Wellington councils kill native trees
South coast residents are furious after discovering the native trees they planted in Ataturk Reserve have been killed by the city and regional councils.
Dozens of karo, pohutukawa and karaka trees have been ring- barked, and some have also been poisoned.
Residents planted some of the trees to honour people who had died.
Breaker Bay and Moa Point Progressive Association member and eastern ward councillor Ray Ahipene-Mercer said he was livid the council had termed the trees "woody weeds" and destroyed years of work.
"We've done all this work, decades of work and suddenly they have destroyed it," he said.
"There are commemorative trees up here. I know of three people who, when their partners died they have come to us and said, 'This is where my wife used to walk, this is where Mum used to walk, can you give us a tree that's Okay to plant in this area', and the council has just killed one of them.
"A pohutukawa tree, three- metres high, just gone. That family rings us up every year to ask how the tree is, how their mum is."
Mr Ahipene-Mercer said the trees also hold cultural significance.
"It's well documented that Maori take karaka berries from site to site for attracting birds and for eating," he said.
"We now have 17-year-old karaka trees that are dying because they have been deliberately ring-barked by city council and Greater Wellington.
"Are they now going to go to Seatoun and ring bark the trees that are growing there? What about Aotea Quay, the town belt?"
Chairman of the association Allan Jenkins said residents were enraged at the damage to the trees.
"This was done with no local consultation and many of the trees were planted by the locals and were in fact supplied by Wellington City Council," he said.
"How are we now going to get people to help with projects when they just get shat on by some eco- nazi who decides the trees need to go.
"We've got pine trees on council land around the back of Breaker Bay houses, which are on the same ridge, and they are causing mayhem.
"And the council is wasting money taking out native trees because some person has a political agenda, because they read some where that these trees aren't native to this area.
"We want assurance that any further work will cease and that any on-going management work will have the agreement of all parties."
Wellington City Council chief operating officer Derek Fry said the removal of trees and damage in the area was completely unacceptable.
He has asked for an urgent review of the city council's memorandum of understanding with the regional council in regards to the removal of trees from reserves around the city.
"I fully understand the anger of local people and I am painfully aware that it will take some time for the council to restore relationships with the local community," he said.
"We will continue to talk with the local community with a view to trying to make good the damage done.

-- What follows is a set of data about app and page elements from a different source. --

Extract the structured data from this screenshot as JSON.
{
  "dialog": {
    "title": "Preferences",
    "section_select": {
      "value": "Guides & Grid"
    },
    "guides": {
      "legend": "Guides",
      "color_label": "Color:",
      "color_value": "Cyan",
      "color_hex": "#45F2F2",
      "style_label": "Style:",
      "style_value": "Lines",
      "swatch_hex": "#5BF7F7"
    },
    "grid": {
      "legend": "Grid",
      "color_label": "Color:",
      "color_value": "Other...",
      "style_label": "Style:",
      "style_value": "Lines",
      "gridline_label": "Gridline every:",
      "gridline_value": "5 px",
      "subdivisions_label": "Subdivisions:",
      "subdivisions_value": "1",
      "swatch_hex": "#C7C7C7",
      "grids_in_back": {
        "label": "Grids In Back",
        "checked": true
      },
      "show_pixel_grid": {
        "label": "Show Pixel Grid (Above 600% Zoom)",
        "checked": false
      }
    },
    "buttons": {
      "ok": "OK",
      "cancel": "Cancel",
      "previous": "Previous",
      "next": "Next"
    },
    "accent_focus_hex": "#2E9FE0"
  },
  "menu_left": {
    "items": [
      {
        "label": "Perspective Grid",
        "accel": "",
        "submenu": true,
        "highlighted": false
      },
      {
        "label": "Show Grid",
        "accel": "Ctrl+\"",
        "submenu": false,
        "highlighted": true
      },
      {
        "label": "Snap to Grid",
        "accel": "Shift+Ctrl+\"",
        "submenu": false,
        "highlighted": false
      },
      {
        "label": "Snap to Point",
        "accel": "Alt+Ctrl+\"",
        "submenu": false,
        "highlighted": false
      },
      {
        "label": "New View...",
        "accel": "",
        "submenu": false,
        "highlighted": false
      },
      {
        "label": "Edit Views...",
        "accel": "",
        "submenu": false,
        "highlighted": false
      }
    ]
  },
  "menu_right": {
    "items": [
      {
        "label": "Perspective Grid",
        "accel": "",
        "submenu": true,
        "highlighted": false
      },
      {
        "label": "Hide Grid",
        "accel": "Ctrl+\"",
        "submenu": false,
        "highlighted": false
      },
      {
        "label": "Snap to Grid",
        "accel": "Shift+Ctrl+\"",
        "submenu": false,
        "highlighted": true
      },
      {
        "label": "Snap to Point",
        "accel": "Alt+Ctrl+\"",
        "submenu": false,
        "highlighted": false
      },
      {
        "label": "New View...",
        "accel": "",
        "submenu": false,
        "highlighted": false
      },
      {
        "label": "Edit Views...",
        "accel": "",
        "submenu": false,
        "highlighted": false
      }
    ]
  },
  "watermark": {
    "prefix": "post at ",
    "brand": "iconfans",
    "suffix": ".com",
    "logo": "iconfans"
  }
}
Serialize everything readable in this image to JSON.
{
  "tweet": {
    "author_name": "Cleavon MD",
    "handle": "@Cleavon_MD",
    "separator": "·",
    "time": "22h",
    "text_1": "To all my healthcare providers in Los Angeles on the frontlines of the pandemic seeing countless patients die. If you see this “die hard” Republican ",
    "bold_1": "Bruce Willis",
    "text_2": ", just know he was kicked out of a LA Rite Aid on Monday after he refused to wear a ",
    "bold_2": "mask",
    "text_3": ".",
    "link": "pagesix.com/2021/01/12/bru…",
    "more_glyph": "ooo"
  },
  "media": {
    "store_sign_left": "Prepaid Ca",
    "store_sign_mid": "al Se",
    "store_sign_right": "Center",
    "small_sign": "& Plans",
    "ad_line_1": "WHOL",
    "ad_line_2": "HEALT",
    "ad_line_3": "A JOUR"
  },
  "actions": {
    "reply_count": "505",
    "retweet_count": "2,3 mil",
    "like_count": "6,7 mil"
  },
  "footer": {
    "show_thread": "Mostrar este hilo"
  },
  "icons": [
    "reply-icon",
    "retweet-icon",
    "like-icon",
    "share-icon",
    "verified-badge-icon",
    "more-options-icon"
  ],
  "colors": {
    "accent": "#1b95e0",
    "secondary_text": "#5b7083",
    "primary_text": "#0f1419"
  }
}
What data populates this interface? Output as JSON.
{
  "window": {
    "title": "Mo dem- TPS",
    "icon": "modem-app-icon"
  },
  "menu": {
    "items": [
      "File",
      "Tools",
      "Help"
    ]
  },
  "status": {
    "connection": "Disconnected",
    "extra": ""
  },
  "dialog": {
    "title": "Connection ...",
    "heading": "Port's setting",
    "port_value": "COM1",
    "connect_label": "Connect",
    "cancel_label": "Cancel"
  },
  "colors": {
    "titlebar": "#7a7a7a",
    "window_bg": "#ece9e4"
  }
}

Whether this will involve replanting or other remedial work will be the subject of discussions."
Mr Fry also said there was no intention for any wholesale removal of the pohutukawa and other native trees which have been planted around the city.
Mayor Celia Wade-Brown said the regional and city councils needed to consult with those who live locally about such decisions.
"There's been excellent work done in Breaker Bay by the local community," she said.
"However, scientific knowledge about plants and trees is continually evolving and we need to be mindful of these changes."
Regional council's biodiversity manager Tim Porteous said the council regretted the damage to the trees.
"This was a cock-up on Greater Wellington's part and unacceptable," he said. "Clearly we should have discussed this with the community prior to any work being undertaken. We deeply regret this error and apologise to the community group that planted the trees and all who use and enjoy this reserve. We will work with the community to put this right and we're going to go over our procedures with a fine-toothed comb to ensure this doesn't happen again."
The trees were targeted by the councils because they are not native to the Wellington area. Mr Porteous said the trees will invade coastal forest over time, but this did not mean they would be targeted in the future, unless the area was being restored.
Another member of the Breaker Bay and Moa Point Progressive Association, Lester Goodfellow, said he does not accept that the trees will invade the coast over time.
"That the karaka and other natives will cause a mono-culture in the area is just absurd'," he said. "We have had only a few trees which have self-seeded, so at this rate it will take them about three- to-four thousand years to take over the whole area."